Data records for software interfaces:
BEGIN

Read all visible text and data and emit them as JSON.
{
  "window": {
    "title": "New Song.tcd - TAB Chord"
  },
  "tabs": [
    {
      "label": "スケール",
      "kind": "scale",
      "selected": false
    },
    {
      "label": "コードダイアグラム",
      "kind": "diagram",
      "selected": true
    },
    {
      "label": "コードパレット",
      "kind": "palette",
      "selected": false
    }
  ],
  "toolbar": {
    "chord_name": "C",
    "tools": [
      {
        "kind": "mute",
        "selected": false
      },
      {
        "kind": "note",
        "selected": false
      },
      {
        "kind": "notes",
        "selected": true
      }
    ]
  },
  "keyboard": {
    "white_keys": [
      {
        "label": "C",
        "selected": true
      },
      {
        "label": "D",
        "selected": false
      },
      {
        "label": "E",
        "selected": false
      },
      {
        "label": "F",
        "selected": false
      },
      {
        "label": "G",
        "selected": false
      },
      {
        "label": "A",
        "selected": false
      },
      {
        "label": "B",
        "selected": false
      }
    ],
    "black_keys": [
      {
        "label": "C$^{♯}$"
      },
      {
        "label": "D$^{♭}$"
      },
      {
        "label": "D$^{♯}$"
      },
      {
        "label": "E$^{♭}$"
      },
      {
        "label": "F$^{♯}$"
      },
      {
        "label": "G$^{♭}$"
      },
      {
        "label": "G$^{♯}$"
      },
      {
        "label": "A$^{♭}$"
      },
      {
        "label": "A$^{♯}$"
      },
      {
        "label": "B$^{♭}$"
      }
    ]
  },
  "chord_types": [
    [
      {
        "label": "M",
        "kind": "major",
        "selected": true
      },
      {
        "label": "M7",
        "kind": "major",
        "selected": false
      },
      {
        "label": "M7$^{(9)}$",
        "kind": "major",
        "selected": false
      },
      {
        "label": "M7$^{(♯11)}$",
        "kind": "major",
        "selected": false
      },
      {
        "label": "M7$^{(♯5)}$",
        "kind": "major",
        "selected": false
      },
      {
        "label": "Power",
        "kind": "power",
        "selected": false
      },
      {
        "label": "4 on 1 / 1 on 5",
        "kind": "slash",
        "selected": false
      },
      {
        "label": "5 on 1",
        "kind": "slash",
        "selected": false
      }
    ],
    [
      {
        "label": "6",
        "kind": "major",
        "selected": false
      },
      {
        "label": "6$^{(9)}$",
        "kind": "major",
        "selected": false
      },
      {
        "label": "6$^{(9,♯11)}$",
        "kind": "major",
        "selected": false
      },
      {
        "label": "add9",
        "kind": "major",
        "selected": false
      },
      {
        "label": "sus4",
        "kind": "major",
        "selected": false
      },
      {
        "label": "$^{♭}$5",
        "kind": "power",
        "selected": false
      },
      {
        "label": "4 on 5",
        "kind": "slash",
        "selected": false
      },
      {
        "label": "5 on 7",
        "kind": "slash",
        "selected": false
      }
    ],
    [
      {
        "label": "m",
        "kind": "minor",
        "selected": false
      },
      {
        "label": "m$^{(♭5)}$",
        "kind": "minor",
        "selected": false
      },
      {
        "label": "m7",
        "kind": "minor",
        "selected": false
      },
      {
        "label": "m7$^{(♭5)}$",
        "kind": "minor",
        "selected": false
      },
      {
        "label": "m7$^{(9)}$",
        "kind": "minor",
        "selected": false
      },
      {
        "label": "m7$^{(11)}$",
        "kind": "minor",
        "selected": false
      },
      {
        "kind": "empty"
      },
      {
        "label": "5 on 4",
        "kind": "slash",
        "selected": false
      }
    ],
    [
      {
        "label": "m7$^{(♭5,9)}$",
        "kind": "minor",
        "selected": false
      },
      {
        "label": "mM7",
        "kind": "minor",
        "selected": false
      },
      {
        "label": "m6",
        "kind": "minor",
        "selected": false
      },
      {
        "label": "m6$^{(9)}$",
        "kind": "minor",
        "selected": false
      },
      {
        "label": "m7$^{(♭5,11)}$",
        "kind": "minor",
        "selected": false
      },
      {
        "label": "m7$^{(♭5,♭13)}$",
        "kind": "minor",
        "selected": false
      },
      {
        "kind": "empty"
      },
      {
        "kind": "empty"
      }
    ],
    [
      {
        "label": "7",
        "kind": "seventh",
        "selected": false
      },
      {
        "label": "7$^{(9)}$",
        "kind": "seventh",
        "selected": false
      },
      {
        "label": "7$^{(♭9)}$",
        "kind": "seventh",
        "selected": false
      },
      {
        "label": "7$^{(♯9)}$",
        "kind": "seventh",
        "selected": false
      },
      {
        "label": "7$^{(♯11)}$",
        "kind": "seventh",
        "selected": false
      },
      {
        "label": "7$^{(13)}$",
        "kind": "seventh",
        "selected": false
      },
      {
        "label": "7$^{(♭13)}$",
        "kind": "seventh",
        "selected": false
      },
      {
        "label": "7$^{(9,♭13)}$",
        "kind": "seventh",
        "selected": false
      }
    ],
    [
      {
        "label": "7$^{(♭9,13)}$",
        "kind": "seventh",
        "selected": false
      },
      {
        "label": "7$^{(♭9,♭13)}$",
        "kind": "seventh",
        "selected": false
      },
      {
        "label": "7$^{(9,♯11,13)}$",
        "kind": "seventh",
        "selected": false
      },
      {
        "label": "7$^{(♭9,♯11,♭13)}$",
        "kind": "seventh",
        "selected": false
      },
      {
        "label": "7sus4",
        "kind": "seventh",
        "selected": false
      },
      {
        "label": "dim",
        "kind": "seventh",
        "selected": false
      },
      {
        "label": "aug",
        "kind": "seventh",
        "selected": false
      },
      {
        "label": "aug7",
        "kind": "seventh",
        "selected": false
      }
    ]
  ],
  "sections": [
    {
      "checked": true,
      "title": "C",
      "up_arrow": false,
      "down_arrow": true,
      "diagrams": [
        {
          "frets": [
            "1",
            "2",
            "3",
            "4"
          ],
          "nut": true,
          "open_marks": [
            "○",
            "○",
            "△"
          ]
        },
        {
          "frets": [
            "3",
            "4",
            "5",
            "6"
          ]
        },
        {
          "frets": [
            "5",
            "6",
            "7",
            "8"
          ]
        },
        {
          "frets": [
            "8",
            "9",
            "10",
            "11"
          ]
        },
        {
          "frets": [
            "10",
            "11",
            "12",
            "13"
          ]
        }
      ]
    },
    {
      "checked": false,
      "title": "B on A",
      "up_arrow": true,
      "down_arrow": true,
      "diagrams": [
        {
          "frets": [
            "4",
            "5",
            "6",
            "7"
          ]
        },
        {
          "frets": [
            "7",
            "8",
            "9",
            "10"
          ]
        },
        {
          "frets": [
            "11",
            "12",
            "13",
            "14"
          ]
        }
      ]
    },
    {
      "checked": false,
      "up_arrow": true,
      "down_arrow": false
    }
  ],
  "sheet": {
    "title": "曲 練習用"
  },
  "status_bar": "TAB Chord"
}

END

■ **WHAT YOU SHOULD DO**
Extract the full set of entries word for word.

■ **RESPONSE AREA**
Read all visible text and data and emit them as JSON.
{
  "window": {
    "title": "New Song.tcd - TAB Chord"
  },
  "tabs": [
    {
      "label": "スケール",
      "kind": "scale",
      "selected": false
    },
    {
      "label": "コードダイアグラム",
      "kind": "diagram",
      "selected": true
    },
    {
      "label": "コードパレット",
      "kind": "palette",
      "selected": false
    }
  ],
  "toolbar": {
    "chord_name": "C",
    "tools": [
      {
        "kind": "mute",
        "selected": false
      },
      {
        "kind": "note",
        "selected": false
      },
      {
        "kind": "notes",
        "selected": true
      }
    ]
  },
  "keyboard": {
    "white_keys": [
      {
        "label": "C",
        "selected": true
      },
      {
        "label": "D",
        "selected": false
      },
      {
        "label": "E",
        "selected": false
      },
      {
        "label": "F",
        "selected": false
      },
      {
        "label": "G",
        "selected": false
      },
      {
        "label": "A",
        "selected": false
      },
      {
        "label": "B",
        "selected": false
      }
    ],
    "black_keys": [
      {
        "label": "C$^{♯}$"
      },
      {
        "label": "D$^{♭}$"
      },
      {
        "label": "D$^{♯}$"
      },
      {
        "label": "E$^{♭}$"
      },
      {
        "label": "F$^{♯}$"
      },
      {
        "label": "G$^{♭}$"
      },
      {
        "label": "G$^{♯}$"
      },
      {
        "label": "A$^{♭}$"
      },
      {
        "label": "A$^{♯}$"
      },
      {
        "label": "B$^{♭}$"
      }
    ]
  },
  "chord_types": [
    [
      {
        "label": "M",
        "kind": "major",
        "selected": true
      },
      {
        "label": "M7",
        "kind": "major",
        "selected": false
      },
      {
        "label": "M7$^{(9)}$",
        "kind": "major",
        "selected": false
      },
      {
        "label": "M7$^{(♯11)}$",
        "kind": "major",
        "selected": false
      },
      {
        "label": "M7$^{(♯5)}$",
        "kind": "major",
        "selected": false
      },
      {
        "label": "Power",
        "kind": "power",
        "selected": false
      },
      {
        "label": "4 on 1 / 1 on 5",
        "kind": "slash",
        "selected": false
      },
      {
        "label": "5 on 1",
        "kind": "slash",
        "selected": false
      }
    ],
    [
      {
        "label": "6",
        "kind": "major",
        "selected": false
      },
      {
        "label": "6$^{(9)}$",
        "kind": "major",
        "selected": false
      },
      {
        "label": "6$^{(9,♯11)}$",
        "kind": "major",
        "selected": false
      },
      {
        "label": "add9",
        "kind": "major",
        "selected": false
      },
      {
        "label": "sus4",
        "kind": "major",
        "selected": false
      },
      {
        "label": "$^{♭}$5",
        "kind": "power",
        "selected": false
      },
      {
        "label": "4 on 5",
        "kind": "slash",
        "selected": false
      },
      {
        "label": "5 on 7",
        "kind": "slash",
        "selected": false
      }
    ],
    [
      {
        "label": "m",
        "kind": "minor",
        "selected": false
      },
      {
        "label": "m$^{(♭5)}$",
        "kind": "minor",
        "selected": false
      },
      {
        "label": "m7",
        "kind": "minor",
        "selected": false
      },
      {
        "label": "m7$^{(♭5)}$",
        "kind": "minor",
        "selected": false
      },
      {
        "label": "m7$^{(9)}$",
        "kind": "minor",
        "selected": false
      },
      {
        "label": "m7$^{(11)}$",
        "kind": "minor",
        "selected": false
      },
      {
        "kind": "empty"
      },
      {
        "label": "5 on 4",
        "kind": "slash",
        "selected": false
      }
    ],
    [
      {
        "label": "m7$^{(♭5,9)}$",
        "kind": "minor",
        "selected": false
      },
      {
        "label": "mM7",
        "kind": "minor",
        "selected": false
      },
      {
        "label": "m6",
        "kind": "minor",
        "selected": false
      },
      {
        "label": "m6$^{(9)}$",
        "kind": "minor",
        "selected": false
      },
      {
        "label": "m7$^{(♭5,11)}$",
        "kind": "minor",
        "selected": false
      },
      {
        "label": "m7$^{(♭5,♭13)}$",
        "kind": "minor",
        "selected": false
      },
      {
        "kind": "empty"
      },
      {
        "kind": "empty"
      }
    ],
    [
      {
        "label": "7",
        "kind": "seventh",
        "selected": false
      },
      {
        "label": "7$^{(9)}$",
        "kind": "seventh",
        "selected": false
      },
      {
        "label": "7$^{(♭9)}$",
        "kind": "seventh",
        "selected": false
      },
      {
        "label": "7$^{(♯9)}$",
        "kind": "seventh",
        "selected": false
      },
      {
        "label": "7$^{(♯11)}$",
        "kind": "seventh",
        "selected": false
      },
      {
        "label": "7$^{(13)}$",
        "kind": "seventh",
        "selected": false
      },
      {
        "label": "7$^{(♭13)}$",
        "kind": "seventh",
        "selected": false
      },
      {
        "label": "7$^{(9,♭13)}$",
        "kind": "seventh",
        "selected": false
      }
    ],
    [
      {
        "label": "7$^{(♭9,13)}$",
        "kind": "seventh",
        "selected": false
      },
      {
        "label": "7$^{(♭9,♭13)}$",
        "kind": "seventh",
        "selected": false
      },
      {
        "label": "7$^{(9,♯11,13)}$",
        "kind": "seventh",
        "selected": false
      },
      {
        "label": "7$^{(♭9,♯11,♭13)}$",
        "kind": "seventh",
        "selected": false
      },
      {
        "label": "7sus4",
        "kind": "seventh",
        "selected": false
      },
      {
        "label": "dim",
        "kind": "seventh",
        "selected": false
      },
      {
        "label": "aug",
        "kind": "seventh",
        "selected": false
      },
      {
        "label": "aug7",
        "kind": "seventh",
        "selected": false
      }
    ]
  ],
  "sections": [
    {
      "checked": true,
      "title": "C",
      "up_arrow": false,
      "down_arrow": true,
      "diagrams": [
        {
          "frets": [
            "1",
            "2",
            "3",
            "4"
          ],
          "nut": true,
          "open_marks": [
            "○",
            "○",
            "△"
          ]
        },
        {
          "frets": [
            "3",
            "4",
            "5",
            "6"
          ]
        },
        {
          "frets": [
            "5",
            "6",
            "7",
            "8"
          ]
        },
        {
          "frets": [
            "8",
            "9",
            "10",
            "11"
          ]
        },
        {
          "frets": [
            "10",
            "11",
            "12",
            "13"
          ]
        }
      ]
    },
    {
      "checked": false,
      "title": "B on A",
      "up_arrow": true,
      "down_arrow": true,
      "diagrams": [
        {
          "frets": [
            "4",
            "5",
            "6",
            "7"
          ]
        },
        {
          "frets": [
            "7",
            "8",
            "9",
            "10"
          ]
        },
        {
          "frets": [
            "11",
            "12",
            "13",
            "14"
          ]
        }
      ]
    },
    {
      "checked": false,
      "up_arrow": true,
      "down_arrow": false
    }
  ],
  "sheet": {
    "title": "曲 練習用"
  },
  "status_bar": "TAB Chord"
}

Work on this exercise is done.